It is best to tackle grasshoppers when they are in their nymph stage (grasshoppers usually hatch around mid spring). This means that once you realise you have a grasshopper infestation, control will be most effective if you start your main control program in late winter to early spring. You will also want to start companion planting as soon as you realise you have a problem with grasshoppers so that your companion plants are in place before the next pest lifecycle starts.
Predators - a number of beetle species will attack grasshopper eggs (eating up to 60% off the eggs) so ensure you have a variety of plants in your garden and plenty of places where beetles can live. Birds are also good predators so plant plenty of flowering (nectar producing flowers) and seed producing plants to attract them. Some predatory flies as well as mantids and some predatory wasps kill this pest so companion plant to encourage them to your garden. Chickens, Guinea fowl and ducks all eat grasshoppers so let them roam your garden if you keep them. Likewise, if you have a fish pond, grasshoppers make a great treat and also make great bait if you like to fish.
In some countries such as the USA, you can buy a predatory protozoa called Nosema locustae (it's a one-celled parasite) that kills grasshoppers when eaten. It is highly effective over short periods as well as over many years, particularly because dead grasshoppers are eaten by healthy ones and so pass on the infection without the parasite having to be transported or passed on by living hosts.
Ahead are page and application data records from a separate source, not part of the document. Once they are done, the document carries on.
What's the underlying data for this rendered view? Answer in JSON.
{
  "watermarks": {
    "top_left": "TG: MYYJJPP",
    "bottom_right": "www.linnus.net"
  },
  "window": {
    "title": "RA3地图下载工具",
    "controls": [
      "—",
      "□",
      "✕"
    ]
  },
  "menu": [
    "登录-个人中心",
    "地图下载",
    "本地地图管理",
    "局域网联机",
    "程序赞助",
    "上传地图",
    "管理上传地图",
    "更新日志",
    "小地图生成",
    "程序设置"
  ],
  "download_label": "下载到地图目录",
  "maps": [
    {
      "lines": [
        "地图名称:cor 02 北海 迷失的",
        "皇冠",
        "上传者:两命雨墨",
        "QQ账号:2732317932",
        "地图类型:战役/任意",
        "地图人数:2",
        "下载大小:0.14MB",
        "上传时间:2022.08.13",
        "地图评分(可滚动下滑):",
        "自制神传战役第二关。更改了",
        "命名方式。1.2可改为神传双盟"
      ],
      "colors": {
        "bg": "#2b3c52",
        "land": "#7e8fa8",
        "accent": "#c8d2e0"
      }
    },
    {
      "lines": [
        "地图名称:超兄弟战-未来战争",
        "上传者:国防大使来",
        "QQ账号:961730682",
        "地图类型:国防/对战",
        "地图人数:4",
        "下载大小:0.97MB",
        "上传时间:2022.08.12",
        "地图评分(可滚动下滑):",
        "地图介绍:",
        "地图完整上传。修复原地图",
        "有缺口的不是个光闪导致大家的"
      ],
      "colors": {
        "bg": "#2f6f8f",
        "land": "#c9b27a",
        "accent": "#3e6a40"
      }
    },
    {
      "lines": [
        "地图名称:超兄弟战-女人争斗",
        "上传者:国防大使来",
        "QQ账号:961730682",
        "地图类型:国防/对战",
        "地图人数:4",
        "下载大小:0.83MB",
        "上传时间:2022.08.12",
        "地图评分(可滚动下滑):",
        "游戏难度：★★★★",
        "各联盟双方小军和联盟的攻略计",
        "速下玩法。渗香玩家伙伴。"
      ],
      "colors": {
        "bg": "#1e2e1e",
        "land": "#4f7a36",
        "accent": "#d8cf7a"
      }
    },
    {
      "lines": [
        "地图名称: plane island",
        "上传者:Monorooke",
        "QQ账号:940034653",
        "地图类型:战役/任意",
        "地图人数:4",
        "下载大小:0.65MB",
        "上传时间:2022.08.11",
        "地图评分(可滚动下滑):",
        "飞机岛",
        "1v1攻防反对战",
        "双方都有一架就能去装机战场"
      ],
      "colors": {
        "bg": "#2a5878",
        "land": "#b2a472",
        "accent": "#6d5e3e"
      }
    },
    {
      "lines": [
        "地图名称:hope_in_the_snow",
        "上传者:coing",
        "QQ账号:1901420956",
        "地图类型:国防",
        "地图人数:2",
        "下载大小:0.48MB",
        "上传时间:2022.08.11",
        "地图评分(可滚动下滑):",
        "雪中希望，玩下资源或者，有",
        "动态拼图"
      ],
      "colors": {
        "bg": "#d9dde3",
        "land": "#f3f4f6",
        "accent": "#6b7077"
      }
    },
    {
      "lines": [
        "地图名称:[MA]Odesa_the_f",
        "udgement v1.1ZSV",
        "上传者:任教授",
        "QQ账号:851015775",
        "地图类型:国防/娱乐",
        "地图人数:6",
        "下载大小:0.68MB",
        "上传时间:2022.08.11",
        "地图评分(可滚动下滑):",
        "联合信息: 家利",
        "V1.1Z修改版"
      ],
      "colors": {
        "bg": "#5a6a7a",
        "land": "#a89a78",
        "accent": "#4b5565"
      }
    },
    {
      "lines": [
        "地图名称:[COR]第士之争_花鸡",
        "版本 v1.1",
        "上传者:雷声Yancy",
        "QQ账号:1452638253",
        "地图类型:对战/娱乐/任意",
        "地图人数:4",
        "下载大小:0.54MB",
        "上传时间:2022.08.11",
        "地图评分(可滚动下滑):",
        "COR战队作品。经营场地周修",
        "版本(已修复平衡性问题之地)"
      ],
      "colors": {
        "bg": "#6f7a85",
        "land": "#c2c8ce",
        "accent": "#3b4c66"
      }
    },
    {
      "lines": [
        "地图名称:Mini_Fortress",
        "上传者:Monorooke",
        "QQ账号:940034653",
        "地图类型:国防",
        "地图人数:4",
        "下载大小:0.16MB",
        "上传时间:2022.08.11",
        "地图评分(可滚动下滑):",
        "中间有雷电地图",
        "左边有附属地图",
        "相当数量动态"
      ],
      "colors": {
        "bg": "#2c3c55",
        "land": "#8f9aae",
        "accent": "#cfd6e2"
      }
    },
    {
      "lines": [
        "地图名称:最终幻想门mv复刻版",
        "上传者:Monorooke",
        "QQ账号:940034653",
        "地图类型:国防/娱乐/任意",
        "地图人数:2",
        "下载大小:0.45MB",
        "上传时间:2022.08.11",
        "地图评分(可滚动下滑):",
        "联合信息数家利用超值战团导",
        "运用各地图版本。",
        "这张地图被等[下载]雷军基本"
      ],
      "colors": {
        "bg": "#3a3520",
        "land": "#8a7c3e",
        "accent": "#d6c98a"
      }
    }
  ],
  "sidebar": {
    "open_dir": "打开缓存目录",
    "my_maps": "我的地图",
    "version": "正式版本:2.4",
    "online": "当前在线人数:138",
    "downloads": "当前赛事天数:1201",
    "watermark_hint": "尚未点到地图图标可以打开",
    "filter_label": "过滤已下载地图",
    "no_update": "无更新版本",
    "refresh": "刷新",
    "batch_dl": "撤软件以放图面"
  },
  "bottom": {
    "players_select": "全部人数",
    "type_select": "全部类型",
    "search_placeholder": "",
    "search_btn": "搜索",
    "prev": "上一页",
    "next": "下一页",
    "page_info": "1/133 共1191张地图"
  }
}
Barriers - Marrubium vulgare is usually a successful grasshopper repellent and is effective when planted as a border around garden beds. Other plants that can deter grasshoppers include coriander, calendulas and regularly clipped garlic or garlic chives. There are also commercial screens available that can physically keep the pests off your plants but they also exclude many beneficial insects.
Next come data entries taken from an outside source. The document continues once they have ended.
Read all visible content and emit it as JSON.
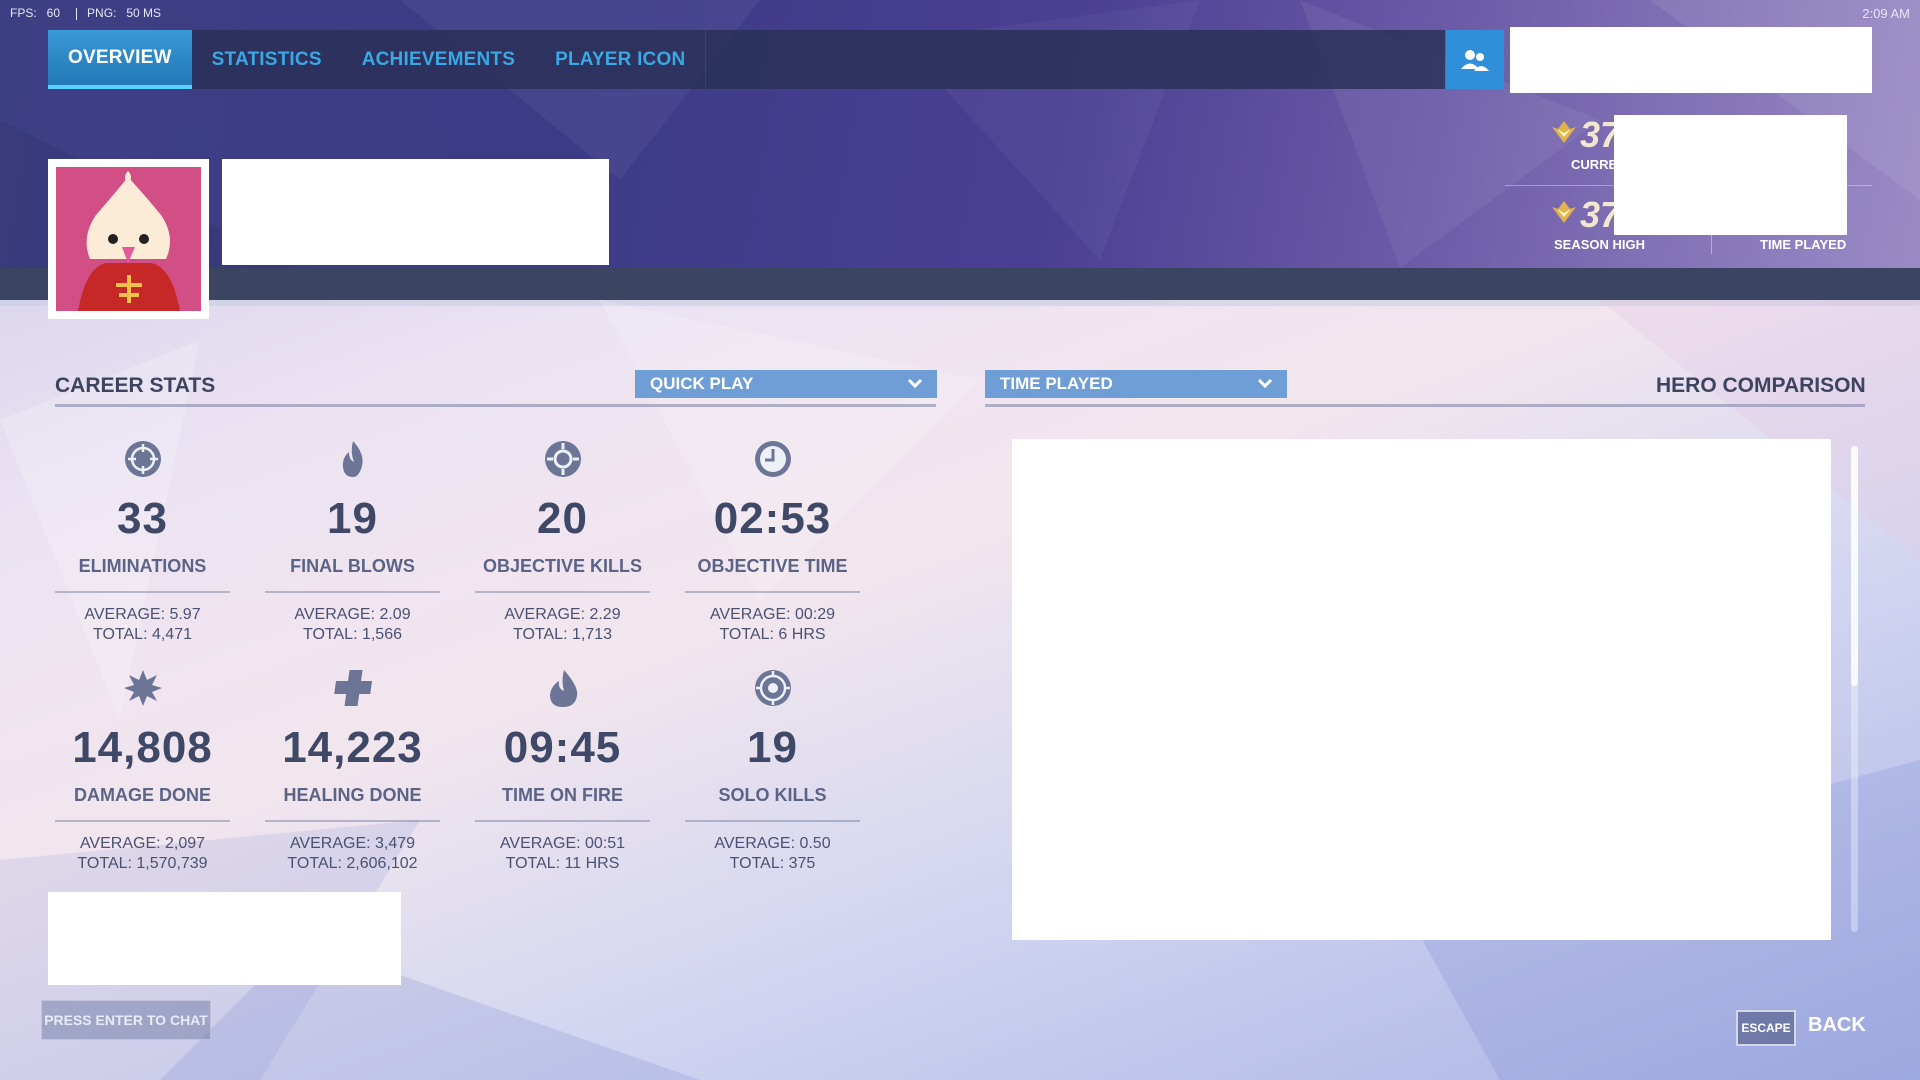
{
  "status": {
    "fps_label": "FPS:",
    "fps_value": "60",
    "ping_label": "PNG:",
    "ping_value": "50 MS",
    "clock": "2:09 AM"
  },
  "nav": {
    "tabs": [
      {
        "label": "OVERVIEW",
        "active": true
      },
      {
        "label": "STATISTICS",
        "active": false
      },
      {
        "label": "ACHIEVEMENTS",
        "active": false
      },
      {
        "label": "PLAYER ICON",
        "active": false
      }
    ]
  },
  "rank": {
    "current_value": "37",
    "current_caption": "CURRE",
    "season_high_value": "37",
    "season_high_caption": "SEASON HIGH",
    "time_played_caption": "TIME PLAYED"
  },
  "career": {
    "title": "CAREER STATS",
    "mode_dropdown": "QUICK PLAY",
    "stats": [
      {
        "icon": "crosshair-icon",
        "value": "33",
        "label": "ELIMINATIONS",
        "average": "AVERAGE: 5.97",
        "total": "TOTAL: 4,471"
      },
      {
        "icon": "flame-icon",
        "value": "19",
        "label": "FINAL BLOWS",
        "average": "AVERAGE: 2.09",
        "total": "TOTAL: 1,566"
      },
      {
        "icon": "objective-icon",
        "value": "20",
        "label": "OBJECTIVE KILLS",
        "average": "AVERAGE: 2.29",
        "total": "TOTAL: 1,713"
      },
      {
        "icon": "clock-icon",
        "value": "02:53",
        "label": "OBJECTIVE TIME",
        "average": "AVERAGE: 00:29",
        "total": "TOTAL: 6 HRS"
      },
      {
        "icon": "burst-icon",
        "value": "14,808",
        "label": "DAMAGE DONE",
        "average": "AVERAGE: 2,097",
        "total": "TOTAL: 1,570,739"
      },
      {
        "icon": "plus-icon",
        "value": "14,223",
        "label": "HEALING DONE",
        "average": "AVERAGE: 3,479",
        "total": "TOTAL: 2,606,102"
      },
      {
        "icon": "fire-drop-icon",
        "value": "09:45",
        "label": "TIME ON FIRE",
        "average": "AVERAGE: 00:51",
        "total": "TOTAL: 11 HRS"
      },
      {
        "icon": "target-icon",
        "value": "19",
        "label": "SOLO KILLS",
        "average": "AVERAGE: 0.50",
        "total": "TOTAL: 375"
      }
    ]
  },
  "hero_comparison": {
    "title": "HERO COMPARISON",
    "sort_dropdown": "TIME PLAYED"
  },
  "chat": {
    "prompt": "PRESS ENTER TO CHAT"
  },
  "footer": {
    "escape_key": "ESCAPE",
    "back_label": "BACK"
  },
  "colors": {
    "accent_blue": "#39a8e4",
    "dropdown_blue": "#6e9ed5",
    "stat_text": "#3f4866"
  }
}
Sprays and other pesticides- garlic spray is a relatively effective deterrent but you will need to spray it more regularly than with other pests. The efficacy also varies from species to species. Chilli and eucalyptus sprays can also be effective for some species. Neem oil has been known to be effective at the nymph stage and diatomaceous earth is effective at all stages of the life cycle. In some areas, potassium based insecticidal soaps are available commercially that can be used on young grasshoppers.
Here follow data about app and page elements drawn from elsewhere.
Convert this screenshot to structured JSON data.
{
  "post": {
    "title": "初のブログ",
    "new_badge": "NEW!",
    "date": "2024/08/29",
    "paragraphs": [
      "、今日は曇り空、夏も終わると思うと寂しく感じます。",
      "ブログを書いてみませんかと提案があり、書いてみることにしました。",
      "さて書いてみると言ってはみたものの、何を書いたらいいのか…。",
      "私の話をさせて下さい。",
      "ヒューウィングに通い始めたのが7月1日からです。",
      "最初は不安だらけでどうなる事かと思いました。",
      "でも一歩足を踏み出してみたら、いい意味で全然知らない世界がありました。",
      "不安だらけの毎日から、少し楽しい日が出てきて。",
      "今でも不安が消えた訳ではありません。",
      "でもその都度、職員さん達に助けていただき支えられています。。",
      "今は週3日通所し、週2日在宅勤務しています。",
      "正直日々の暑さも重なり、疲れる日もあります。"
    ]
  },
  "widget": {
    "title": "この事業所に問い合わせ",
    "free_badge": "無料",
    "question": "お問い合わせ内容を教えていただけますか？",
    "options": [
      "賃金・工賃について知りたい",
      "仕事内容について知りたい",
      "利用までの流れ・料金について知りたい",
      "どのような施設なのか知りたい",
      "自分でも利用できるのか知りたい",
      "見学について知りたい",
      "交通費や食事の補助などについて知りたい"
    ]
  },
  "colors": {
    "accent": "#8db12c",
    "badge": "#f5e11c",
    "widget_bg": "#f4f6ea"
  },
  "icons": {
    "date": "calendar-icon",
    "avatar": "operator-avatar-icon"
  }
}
Other - traps can be made from jars or milk bottles etc. filled with molasses diluted in water (1:10) and covered with a film of oil (such as canola) to stop bees and other such beneficial insects from being trapped. Digging in early spring can expose buried eggs to predators.